The toolbars and main menus are also affected. For example, when we switch from Advanced to Basic then the Simulation toolbar disappears, and the Diagrams toolbar looses a couple of diagrams.

The use of system simulation, for example, could be considered to be advanced, hence when we switch from Advanced to Basic the complete Simulation menu structure is removed.

This is all powerful stuff, of course. Designed, ultimately, to present a simpler tool UI to users with different roles. However, there are some catches.  Why does the Windows toolbar disappear for Basic users? Personally I always teach new users about the value of this toolbar. It allows you to easily show and hide parts of the workspace.

Also, if I create the BDD and have the Basic role selected then the Directed Composition is removed.

These are not what I would call optimal. The power brought by the perspectives feature, however, remains compelling once you realise that you can create your own.

Here’s an example. I’ve added it to the Settings folder in the standard installation, but it’s really just a way of conveying properties and hence could be done by setting properties in a model directly.

The thing is that different projects and methods will want to use different parts of the language. This is quite natural in any language. For you decide, for example, that you want to make use of proxy ports for everything then you can easily set up Rhapsody to remove the flow ports, standard ports and full ports. If you decide that you only want to use control flow on activity diagrams then a similar approach can be used.
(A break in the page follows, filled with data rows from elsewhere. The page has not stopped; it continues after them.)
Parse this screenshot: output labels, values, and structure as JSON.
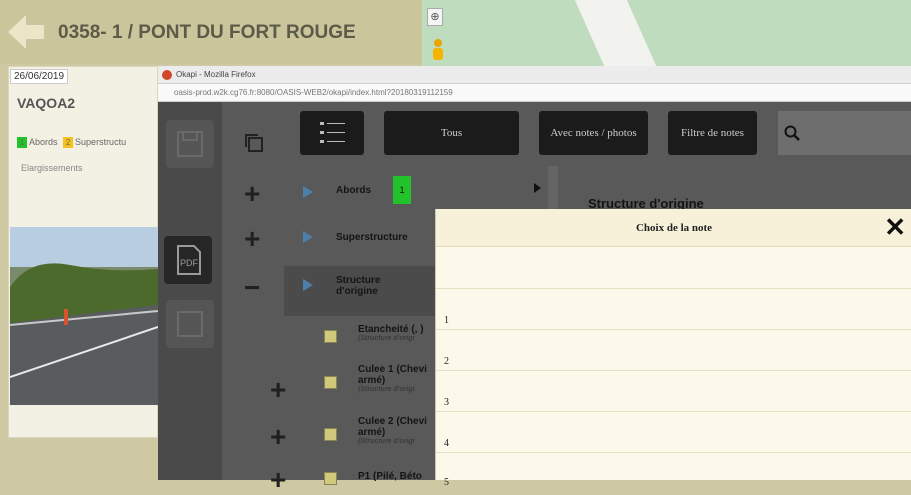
{
  "header": {
    "title": "0358- 1 / PONT DU FORT ROUGE"
  },
  "panel": {
    "date": "26/06/2019",
    "code": "VAQOA2",
    "legend": [
      {
        "num": "1",
        "label": "Abords",
        "color": "#22c32a"
      },
      {
        "num": "2",
        "label": "Superstructu",
        "color": "#f4c21b"
      }
    ],
    "legend_extra": "Elargissements"
  },
  "browser": {
    "window_title": "Okapi - Mozilla Firefox",
    "url": "oasis-prod.w2k.cg76.fr:8080/OASIS-WEB2/okapi/index.html?20180319112159"
  },
  "toolbar": {
    "tous": "Tous",
    "avec_notes": "Avec notes / photos",
    "filtre": "Filtre de notes"
  },
  "tree": {
    "abords": {
      "label": "Abords",
      "badge": "1",
      "badge_color": "#22c32a"
    },
    "superstructure": {
      "label": "Superstructure"
    },
    "structure": {
      "line1": "Structure",
      "line2": "d'origine"
    },
    "items": [
      {
        "line1": "Etancheité (, )",
        "sub": "(Structure d'origi"
      },
      {
        "line1": "Culee 1 (Chevi",
        "line2": "armé)",
        "sub": "(Structure d'origi"
      },
      {
        "line1": "Culee 2 (Chevi",
        "line2": "armé)",
        "sub": "(Structure d'origi"
      },
      {
        "line1": "P1 (Pilé, Béto"
      }
    ]
  },
  "detail": {
    "heading": "Structure d'origine"
  },
  "modal": {
    "title": "Choix de la note",
    "options": [
      "",
      "1",
      "2",
      "3",
      "4",
      "5"
    ]
  }
}
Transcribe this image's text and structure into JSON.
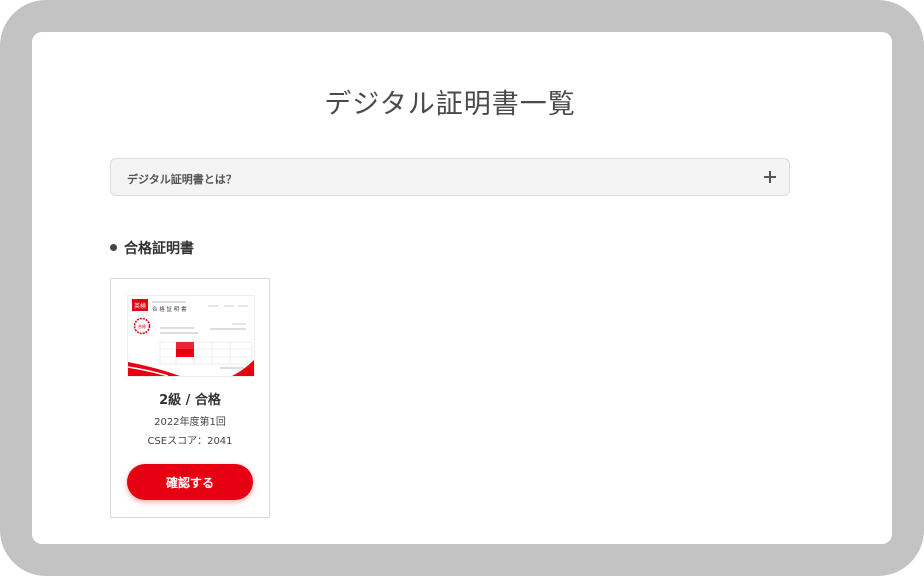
{
  "page": {
    "title": "デジタル証明書一覧"
  },
  "faq": {
    "label": "デジタル証明書とは？",
    "toggle_icon": "plus-icon"
  },
  "section": {
    "heading": "合格証明書"
  },
  "certificates": [
    {
      "grade": "2級 / 合格",
      "session": "2022年度第1回",
      "score": "CSEスコア：2041",
      "button_label": "確認する",
      "thumbnail_title": "合 格 証 明 書",
      "thumbnail_logo": "英検",
      "thumbnail_seal": "合格"
    }
  ],
  "colors": {
    "accent": "#e60012",
    "frame": "#c3c3c3",
    "panel": "#ffffff"
  }
}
Here's an example of a favoured BDD toolbar in the ChosenSysMLPerspectives.prp. This is just an example that shows how you can easily do stuff like remove UML and flow ports, if you want, as well as add new Term relationships such as Allocation and Satisfaction dependencies. 

And here's the IBD:
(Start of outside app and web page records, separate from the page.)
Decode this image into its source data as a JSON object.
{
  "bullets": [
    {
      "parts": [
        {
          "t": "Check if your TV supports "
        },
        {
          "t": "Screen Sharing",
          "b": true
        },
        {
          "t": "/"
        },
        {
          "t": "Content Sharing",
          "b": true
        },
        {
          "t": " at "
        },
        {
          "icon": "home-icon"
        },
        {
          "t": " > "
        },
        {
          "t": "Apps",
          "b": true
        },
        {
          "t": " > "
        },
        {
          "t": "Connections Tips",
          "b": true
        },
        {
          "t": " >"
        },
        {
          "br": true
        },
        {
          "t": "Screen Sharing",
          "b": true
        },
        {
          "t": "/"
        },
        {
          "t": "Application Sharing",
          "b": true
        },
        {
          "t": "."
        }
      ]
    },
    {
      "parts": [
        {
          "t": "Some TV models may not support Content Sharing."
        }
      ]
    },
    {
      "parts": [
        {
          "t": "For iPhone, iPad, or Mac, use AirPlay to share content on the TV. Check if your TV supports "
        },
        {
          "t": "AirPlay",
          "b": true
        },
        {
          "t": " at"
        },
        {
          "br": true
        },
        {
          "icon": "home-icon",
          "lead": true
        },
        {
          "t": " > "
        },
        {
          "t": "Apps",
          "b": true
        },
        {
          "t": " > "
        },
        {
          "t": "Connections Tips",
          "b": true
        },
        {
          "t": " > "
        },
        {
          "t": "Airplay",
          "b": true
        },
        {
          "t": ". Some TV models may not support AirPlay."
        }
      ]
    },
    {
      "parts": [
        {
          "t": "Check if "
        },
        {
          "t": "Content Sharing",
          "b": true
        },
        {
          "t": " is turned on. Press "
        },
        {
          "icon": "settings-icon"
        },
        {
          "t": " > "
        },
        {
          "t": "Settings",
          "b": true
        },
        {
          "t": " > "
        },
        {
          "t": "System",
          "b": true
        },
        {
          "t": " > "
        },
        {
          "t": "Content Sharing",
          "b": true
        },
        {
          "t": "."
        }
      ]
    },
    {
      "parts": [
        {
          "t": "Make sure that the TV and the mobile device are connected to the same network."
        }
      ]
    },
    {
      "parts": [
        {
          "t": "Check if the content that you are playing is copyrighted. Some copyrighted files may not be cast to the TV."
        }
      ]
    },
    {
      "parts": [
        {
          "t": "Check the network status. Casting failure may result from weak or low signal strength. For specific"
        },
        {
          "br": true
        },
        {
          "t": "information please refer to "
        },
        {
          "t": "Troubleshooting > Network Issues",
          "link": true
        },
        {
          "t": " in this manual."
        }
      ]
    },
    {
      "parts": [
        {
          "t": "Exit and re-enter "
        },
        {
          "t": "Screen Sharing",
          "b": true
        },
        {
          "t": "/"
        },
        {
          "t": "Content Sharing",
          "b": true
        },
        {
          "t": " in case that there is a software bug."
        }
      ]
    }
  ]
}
The good thing about the perspectives is that you can filter stuff out, but you can switch the menus back, with relative ease. 

Monday, 10 June 2019

Reflections on web-based training

Last week I had a web-based Rhapsody training to deliver all week. This followed 2 weeks where I was delivering remote training in May (using an interactive delivery platform). The benefits to me are to make it much easier to reach new markets. I can also fit more things in without the logistics of travel (e.g. some of this training was to West Coast). For customers there are also benefits:

1. Multi-site: Training can be given simultaneously to engineers at multiple sites, without travel costs (good where there's a global team).
2. More flexibility of schedule: Training can be discontinuous, e.g., 2 days one week, 2 days the next, or given on half days, if beneficial.
3. Pre-configured environment: Client doesn't have to try and set up a complex training environment or install tools. The training environment includes DOORS and IBM Jazz products as well as Rhapsody.
4. Costs: Avoiding travel and logistical costs helps keep prices down.

Saturday, 1 June 2019

Useful IBM support page for knowing what iFixes are available for Rhapsody

An iFix is an "Interim Fix" in IBM speak. They come out periodically between IBM Rational Rhapsody releases and can be accessed from Fix Central.

A support site that is useful may be this one:

It lists what iFixes are available without needing to search Fix Central, hence I thought I'd share the URL in case it's useful.

It's worth knowing that the Rhapsody team packaged the 8.3.1 iFix003 quite well. You can run a setup.exe as administrator that does the install. The previous manual steps have been automated which is good.